The decision of which of the two argument is the right one is one that has sparked a lot of debates around how teachers and learners need to behave in school environments and, based on the way things are going, it looks like it is one whose conclusion we might not reach any time soon. Questions around corporal punishment have resurfaced, and the conclusions around the issue are as diverse as the people discussing them. Learner behaviour in schools has also become a big topic of discussion since the video surfaced, and more videos showing the questionable behaviours that learners usually display in school settings have surfaced.
This is one of many discussions that have taken place around morality and ethics over the past couple of months, and since no solid conclusion has been reached as of yet, it seems as though there are more on the way.
Another area in which moral philosophy finds great prominence, since it deals with judging the rightness and wrongness of human conduct, is the law.

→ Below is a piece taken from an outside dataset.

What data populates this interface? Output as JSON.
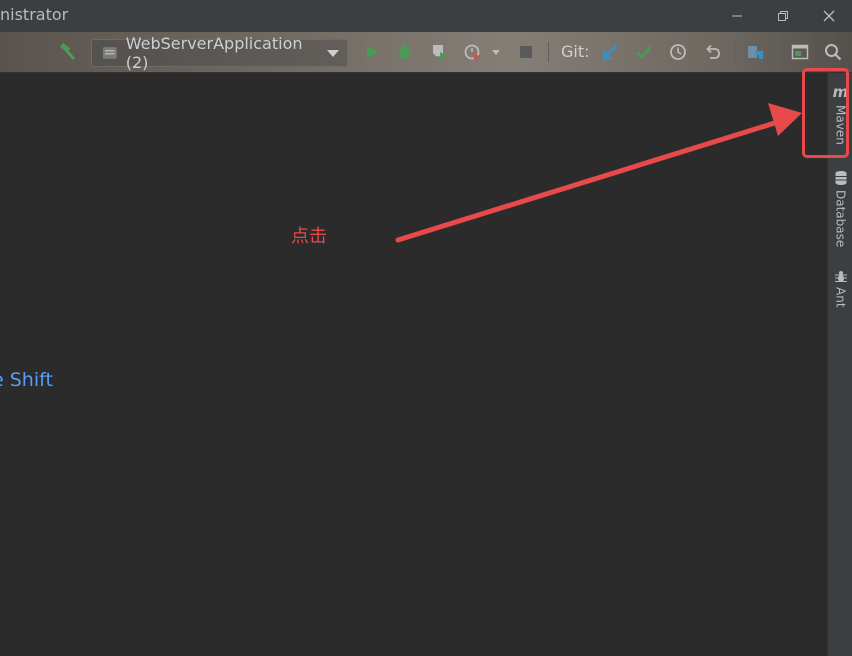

The law, by its nature, was created to ensure that humans in a society act in such a way that their actions do not cause any harm to those around them. To do this, laws that categorise conduct as either good or bad have to be written and agreed to by everyone in that society. But, since we all have differences, it is impossible for everyone to agree on the laws that are written.
In the end, the question to ask is: is there a universal way of defining if an action is good or bad? This is an answer I am not prepared to answer as of yet. But, there is no doubt that, since we are beings whose actions continue to affect the people around us and the environment we live in, coming up with systems of determining the goodness and badness of people’s actions is something that we need to do.
Tell us: can you think of other debates where people disagree about what is ‘good’ and what is ‘bad’?